Here we aim to better understand (i) how specific compositional factors in a rock control the retention or release of fluids, (ii) how CO2 affects the chemistry and the dynamics of the subducting system, and (iii) what proportion of C entering a subduction zone is devolatilized before or at the sub-arc. Numerical models were built to predict the effect of initial CO2 and H20 content on the volatile release from the subducting rock and the mineral assemblages that may be diagnostic of specific volatile contents along a subduction P-T trajectory. This study focuses on results for a Nicaraguan-type subduction path for altered mid-ocean ridge basalts and sediments. In addition to predicting the direct effects of CO2 on subduction zone mineral assemblages, we will attempt to quantify how fluid chemistry and volatile release is affected by subtle changes in the initial bulk rock chemistry.

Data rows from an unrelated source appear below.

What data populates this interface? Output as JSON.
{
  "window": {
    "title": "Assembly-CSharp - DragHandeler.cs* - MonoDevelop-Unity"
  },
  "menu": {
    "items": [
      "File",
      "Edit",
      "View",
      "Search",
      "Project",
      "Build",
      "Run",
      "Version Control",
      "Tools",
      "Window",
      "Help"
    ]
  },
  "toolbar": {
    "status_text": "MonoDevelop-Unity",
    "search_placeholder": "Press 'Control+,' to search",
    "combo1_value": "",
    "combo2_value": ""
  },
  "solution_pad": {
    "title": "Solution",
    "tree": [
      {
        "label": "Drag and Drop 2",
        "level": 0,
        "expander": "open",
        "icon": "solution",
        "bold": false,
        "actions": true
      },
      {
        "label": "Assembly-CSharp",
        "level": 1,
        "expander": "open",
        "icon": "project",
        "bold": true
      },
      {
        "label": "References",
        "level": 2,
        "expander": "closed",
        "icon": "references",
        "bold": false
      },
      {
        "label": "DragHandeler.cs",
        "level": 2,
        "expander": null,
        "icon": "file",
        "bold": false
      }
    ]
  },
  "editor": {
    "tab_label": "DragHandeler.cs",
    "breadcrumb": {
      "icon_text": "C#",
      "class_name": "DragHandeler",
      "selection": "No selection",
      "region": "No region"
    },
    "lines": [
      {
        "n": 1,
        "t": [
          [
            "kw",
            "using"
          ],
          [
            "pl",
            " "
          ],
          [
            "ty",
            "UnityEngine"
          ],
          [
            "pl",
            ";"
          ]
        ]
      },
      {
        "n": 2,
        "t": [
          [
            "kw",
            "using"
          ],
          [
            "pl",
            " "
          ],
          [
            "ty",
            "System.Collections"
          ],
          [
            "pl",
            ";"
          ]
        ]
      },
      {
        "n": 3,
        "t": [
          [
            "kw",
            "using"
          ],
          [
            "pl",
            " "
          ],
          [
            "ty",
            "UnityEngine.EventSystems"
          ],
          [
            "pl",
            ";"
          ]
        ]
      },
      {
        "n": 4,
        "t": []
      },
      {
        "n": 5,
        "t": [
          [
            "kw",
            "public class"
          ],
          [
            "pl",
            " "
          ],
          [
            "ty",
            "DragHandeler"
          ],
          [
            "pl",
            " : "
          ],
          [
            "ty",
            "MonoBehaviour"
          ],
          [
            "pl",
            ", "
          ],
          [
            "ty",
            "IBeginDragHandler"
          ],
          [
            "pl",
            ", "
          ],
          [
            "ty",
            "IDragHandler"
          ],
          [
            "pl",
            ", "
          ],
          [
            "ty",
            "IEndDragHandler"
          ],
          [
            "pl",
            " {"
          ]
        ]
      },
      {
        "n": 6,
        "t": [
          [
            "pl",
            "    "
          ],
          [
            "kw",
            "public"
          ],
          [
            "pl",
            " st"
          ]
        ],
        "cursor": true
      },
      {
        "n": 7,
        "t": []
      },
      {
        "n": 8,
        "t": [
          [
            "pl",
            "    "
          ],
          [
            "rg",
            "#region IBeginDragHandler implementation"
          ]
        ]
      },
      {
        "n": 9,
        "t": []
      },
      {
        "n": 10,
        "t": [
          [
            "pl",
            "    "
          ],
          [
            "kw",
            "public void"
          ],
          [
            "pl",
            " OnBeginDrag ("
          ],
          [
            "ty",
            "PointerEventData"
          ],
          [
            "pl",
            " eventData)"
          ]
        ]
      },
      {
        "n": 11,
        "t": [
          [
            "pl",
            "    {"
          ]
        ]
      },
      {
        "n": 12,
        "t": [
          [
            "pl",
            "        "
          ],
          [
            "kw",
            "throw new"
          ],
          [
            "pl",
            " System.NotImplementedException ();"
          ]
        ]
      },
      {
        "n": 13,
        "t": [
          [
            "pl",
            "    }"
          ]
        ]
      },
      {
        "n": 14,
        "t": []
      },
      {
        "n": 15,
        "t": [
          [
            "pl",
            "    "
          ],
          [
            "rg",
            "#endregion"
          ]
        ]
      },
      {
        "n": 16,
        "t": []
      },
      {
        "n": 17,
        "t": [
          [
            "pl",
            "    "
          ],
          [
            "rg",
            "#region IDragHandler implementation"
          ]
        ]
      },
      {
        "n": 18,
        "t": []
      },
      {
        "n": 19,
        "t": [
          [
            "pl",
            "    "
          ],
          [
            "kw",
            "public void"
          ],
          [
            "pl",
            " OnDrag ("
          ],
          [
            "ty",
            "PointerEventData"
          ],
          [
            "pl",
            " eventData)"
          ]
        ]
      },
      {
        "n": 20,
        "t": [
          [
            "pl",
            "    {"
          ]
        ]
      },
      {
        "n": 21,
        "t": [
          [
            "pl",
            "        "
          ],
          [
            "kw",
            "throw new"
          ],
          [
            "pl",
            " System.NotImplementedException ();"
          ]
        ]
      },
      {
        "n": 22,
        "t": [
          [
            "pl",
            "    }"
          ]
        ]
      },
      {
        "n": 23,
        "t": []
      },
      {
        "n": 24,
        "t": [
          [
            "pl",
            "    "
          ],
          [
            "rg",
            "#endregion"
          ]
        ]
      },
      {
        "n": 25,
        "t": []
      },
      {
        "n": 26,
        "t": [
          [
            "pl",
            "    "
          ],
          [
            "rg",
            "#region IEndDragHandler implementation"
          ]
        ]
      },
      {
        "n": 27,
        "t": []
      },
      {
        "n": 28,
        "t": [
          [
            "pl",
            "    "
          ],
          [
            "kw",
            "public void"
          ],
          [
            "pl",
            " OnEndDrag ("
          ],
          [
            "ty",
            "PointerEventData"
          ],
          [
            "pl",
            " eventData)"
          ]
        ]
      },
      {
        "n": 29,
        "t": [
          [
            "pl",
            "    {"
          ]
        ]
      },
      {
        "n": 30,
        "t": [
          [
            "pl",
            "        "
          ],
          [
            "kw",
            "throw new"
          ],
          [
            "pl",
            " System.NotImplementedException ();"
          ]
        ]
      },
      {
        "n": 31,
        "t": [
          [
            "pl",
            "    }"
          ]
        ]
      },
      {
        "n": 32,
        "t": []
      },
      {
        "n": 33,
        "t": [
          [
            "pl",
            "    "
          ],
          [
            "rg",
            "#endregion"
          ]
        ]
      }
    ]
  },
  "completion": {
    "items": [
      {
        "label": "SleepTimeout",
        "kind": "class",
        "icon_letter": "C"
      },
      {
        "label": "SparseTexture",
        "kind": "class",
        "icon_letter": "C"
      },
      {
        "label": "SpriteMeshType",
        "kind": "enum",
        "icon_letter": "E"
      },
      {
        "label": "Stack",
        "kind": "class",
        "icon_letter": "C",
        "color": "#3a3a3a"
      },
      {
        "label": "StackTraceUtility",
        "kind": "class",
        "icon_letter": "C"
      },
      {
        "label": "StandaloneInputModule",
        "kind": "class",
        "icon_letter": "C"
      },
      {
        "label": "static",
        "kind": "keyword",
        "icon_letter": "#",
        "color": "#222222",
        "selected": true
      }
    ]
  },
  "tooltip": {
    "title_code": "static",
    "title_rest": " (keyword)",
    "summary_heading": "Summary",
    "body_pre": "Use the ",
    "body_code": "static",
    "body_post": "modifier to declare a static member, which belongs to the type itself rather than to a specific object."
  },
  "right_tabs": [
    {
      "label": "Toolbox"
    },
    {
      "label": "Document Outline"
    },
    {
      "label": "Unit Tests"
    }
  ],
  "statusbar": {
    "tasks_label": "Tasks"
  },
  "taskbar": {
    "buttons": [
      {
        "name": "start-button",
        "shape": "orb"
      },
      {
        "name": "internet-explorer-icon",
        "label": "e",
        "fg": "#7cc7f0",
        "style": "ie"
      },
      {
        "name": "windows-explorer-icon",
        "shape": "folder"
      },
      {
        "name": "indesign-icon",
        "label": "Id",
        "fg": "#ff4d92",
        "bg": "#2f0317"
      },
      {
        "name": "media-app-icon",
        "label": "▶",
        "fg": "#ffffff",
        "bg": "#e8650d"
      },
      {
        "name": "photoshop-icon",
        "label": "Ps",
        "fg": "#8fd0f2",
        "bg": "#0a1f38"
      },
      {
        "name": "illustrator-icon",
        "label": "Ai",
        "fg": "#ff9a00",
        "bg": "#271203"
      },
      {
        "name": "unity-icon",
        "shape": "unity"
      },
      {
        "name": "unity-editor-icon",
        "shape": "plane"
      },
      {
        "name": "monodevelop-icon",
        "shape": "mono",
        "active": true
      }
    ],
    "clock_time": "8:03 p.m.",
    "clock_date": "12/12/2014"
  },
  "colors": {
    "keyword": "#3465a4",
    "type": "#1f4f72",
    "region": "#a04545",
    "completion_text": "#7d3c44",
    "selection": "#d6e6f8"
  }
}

Initial results suggest that, as long as volatiles are initially present, the P-T path controls the chemistry of the evolving fluid phase (modeled as a simple H2O-CO2 fluid) much more strongly than initial H2O and CO2 contents, within certain protolith composition bounds. However, the stable mineral assemblage is strongly affected by the initial H2O and CO2 contents and ratio, particularly at greater temperatures and depths. Models predict that the initial amount of fluid released is correlated most strongly to the amount of H2O (rather than CO2) in the rock and that the fluid chemistry typically ranges from 100% H20 (mol %) at the top of the slab to 90% H20 (mol %) at pressures above 2.5 GPa.